> TASK BRIEF
The lines you return must be all those in the data that hold the string "body".

> Interface dataset entries
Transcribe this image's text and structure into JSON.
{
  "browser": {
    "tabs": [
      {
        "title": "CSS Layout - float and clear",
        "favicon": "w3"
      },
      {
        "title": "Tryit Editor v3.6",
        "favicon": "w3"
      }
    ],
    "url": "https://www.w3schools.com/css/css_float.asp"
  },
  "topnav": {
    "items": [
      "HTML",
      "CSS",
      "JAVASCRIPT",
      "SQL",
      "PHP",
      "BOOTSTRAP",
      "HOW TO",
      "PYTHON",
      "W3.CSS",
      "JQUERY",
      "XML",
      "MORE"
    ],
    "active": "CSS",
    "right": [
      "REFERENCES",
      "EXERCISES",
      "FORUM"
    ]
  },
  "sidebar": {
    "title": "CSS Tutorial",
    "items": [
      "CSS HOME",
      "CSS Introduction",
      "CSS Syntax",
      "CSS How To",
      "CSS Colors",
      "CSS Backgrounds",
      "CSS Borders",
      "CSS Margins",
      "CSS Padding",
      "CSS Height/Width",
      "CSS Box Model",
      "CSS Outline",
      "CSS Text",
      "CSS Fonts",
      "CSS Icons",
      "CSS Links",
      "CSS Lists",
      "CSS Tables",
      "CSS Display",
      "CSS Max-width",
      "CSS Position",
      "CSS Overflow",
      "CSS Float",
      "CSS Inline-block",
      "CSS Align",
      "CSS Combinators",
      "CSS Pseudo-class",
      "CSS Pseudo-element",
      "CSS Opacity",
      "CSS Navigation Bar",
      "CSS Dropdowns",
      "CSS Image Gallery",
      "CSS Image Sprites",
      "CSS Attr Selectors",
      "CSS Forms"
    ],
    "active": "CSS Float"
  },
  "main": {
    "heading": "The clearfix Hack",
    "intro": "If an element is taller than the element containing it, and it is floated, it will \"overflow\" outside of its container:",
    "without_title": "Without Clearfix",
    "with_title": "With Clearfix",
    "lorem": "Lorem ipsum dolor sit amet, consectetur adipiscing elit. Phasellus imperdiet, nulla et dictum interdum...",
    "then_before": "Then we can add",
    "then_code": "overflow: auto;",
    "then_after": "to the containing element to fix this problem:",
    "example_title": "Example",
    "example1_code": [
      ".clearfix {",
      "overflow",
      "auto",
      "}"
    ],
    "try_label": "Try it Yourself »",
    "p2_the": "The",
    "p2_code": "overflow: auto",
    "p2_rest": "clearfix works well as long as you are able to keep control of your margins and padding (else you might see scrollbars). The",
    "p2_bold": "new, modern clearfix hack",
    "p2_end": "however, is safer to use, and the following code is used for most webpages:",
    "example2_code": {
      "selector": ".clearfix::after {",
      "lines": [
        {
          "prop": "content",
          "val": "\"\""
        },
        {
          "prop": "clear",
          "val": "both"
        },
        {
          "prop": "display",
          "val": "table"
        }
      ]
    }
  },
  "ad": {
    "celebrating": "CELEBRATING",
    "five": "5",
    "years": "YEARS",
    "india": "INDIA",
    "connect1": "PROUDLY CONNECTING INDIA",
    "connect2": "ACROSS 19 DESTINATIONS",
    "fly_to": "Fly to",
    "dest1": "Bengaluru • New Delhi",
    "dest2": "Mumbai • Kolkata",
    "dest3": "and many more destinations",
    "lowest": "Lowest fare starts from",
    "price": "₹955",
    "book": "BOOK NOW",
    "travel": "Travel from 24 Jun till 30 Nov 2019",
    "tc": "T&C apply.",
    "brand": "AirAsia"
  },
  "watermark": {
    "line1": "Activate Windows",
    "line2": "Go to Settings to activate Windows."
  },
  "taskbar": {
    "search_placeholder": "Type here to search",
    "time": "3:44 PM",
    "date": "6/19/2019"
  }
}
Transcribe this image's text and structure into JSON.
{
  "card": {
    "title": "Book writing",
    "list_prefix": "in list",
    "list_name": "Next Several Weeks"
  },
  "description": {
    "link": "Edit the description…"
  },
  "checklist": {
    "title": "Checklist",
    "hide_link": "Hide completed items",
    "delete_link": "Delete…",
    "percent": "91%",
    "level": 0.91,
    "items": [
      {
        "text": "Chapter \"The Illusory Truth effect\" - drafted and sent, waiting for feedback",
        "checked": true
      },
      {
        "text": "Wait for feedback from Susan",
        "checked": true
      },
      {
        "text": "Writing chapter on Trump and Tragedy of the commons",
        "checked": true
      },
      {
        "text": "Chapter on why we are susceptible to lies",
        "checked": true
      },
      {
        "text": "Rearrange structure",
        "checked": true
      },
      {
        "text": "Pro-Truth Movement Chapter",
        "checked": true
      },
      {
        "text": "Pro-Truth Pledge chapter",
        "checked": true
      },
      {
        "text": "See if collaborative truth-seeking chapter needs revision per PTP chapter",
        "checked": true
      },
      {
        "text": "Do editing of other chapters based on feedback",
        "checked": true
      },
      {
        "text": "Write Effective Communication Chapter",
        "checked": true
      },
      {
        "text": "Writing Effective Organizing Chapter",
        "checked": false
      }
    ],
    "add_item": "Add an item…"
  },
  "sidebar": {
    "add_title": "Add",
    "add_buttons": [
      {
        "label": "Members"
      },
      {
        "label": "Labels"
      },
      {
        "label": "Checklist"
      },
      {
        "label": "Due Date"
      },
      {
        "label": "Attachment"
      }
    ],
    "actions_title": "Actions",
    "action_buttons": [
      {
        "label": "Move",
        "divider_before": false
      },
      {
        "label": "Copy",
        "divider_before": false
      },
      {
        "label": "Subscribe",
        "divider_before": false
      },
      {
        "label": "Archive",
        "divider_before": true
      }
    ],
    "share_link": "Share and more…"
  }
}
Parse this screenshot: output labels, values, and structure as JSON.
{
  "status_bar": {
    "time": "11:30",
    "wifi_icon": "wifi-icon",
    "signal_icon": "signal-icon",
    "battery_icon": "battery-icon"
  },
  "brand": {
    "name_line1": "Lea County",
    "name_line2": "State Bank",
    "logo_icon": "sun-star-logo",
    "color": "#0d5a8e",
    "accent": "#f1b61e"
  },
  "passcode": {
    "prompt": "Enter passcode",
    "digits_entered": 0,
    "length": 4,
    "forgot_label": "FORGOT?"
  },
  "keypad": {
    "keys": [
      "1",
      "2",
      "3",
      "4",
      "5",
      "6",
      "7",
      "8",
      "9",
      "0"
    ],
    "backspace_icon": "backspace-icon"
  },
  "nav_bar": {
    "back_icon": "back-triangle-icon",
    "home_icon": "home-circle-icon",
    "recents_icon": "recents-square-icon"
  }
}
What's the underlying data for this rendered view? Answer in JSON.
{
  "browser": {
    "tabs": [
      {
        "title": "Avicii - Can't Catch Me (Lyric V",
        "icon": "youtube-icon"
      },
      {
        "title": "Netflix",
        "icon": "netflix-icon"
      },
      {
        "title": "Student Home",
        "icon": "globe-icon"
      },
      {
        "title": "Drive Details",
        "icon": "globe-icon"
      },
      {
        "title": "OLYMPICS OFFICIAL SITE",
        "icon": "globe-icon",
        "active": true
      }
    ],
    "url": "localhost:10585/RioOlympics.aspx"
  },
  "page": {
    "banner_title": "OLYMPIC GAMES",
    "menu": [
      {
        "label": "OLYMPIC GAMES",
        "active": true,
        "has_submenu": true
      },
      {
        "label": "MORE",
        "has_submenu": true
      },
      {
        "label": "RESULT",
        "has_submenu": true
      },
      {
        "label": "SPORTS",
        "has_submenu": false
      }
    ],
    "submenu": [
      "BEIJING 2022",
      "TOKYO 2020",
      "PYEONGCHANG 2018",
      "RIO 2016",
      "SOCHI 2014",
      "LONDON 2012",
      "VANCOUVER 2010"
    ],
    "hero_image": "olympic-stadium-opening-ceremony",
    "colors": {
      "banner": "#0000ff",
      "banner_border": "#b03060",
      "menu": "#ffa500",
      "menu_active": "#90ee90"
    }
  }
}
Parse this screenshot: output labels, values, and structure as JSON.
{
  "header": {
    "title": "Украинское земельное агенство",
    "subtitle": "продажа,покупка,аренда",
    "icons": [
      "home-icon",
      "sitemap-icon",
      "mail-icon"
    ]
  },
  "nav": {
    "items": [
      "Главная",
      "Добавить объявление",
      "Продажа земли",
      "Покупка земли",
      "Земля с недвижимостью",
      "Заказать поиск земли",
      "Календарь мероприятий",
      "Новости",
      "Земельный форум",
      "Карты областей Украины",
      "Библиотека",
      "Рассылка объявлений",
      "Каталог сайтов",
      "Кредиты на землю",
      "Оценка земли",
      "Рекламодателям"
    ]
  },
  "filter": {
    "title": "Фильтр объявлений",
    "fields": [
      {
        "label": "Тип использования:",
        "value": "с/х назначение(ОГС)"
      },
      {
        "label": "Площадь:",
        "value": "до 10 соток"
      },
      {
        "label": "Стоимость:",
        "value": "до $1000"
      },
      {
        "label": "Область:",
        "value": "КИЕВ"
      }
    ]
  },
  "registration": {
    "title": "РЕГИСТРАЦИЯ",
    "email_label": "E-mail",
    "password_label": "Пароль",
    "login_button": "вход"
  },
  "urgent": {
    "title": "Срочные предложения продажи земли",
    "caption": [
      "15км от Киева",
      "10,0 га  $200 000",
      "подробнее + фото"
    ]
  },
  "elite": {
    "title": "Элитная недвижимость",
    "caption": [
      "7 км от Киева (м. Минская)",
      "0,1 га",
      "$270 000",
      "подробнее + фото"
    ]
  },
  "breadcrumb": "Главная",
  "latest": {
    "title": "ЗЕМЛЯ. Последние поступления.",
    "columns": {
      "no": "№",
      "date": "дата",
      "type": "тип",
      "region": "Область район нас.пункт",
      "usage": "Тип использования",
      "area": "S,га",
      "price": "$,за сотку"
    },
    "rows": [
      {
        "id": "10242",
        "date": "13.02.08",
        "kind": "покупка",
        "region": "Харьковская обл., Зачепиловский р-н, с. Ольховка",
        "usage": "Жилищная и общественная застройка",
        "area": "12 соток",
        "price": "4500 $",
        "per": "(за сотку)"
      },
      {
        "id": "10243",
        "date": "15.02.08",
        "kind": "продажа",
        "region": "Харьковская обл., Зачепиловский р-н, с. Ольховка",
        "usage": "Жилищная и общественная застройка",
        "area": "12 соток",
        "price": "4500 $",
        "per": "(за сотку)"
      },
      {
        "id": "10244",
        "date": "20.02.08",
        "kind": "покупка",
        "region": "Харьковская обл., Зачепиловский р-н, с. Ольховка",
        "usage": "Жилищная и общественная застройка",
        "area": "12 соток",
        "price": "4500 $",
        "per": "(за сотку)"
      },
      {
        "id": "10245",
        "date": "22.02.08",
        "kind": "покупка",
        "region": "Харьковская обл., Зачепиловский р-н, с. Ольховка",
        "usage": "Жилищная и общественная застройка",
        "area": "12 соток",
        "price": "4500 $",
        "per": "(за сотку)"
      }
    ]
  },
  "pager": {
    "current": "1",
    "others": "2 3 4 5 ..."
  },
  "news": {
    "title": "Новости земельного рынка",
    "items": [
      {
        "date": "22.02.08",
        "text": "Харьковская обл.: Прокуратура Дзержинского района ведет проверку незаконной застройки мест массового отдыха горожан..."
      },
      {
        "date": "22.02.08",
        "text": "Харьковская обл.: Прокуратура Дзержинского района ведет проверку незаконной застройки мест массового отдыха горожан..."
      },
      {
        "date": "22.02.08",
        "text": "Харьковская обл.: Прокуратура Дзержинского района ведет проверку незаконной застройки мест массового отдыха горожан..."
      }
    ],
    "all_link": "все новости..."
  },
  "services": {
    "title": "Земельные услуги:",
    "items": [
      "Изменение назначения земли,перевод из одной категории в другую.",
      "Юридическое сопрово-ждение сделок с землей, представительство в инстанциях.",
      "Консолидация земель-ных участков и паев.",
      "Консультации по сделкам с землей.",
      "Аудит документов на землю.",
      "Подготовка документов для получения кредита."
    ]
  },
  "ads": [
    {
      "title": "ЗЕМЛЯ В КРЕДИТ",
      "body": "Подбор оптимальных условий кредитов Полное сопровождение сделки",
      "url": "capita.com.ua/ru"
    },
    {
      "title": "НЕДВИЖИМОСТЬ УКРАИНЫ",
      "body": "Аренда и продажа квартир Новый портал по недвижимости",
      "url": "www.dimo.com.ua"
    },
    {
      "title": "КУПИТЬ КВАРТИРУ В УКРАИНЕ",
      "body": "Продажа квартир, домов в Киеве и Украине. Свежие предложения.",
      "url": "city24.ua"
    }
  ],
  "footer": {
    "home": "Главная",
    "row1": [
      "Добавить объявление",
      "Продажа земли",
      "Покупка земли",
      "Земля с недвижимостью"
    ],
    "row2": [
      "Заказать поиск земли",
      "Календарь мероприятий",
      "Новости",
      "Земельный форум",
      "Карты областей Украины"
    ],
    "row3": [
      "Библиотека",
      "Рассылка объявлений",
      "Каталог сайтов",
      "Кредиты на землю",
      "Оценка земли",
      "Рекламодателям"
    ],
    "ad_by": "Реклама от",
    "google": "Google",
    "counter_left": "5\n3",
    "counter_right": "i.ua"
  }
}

> SOLUTION TO THIS EXERCISE
      "body": "Подбор оптимальных условий кредитов Полное сопровождение сделки",
      "body": "Аренда и продажа квартир Новый портал по недвижимости",
      "body": "Продажа квартир, домов в Киеве и Украине. Свежие предложения.",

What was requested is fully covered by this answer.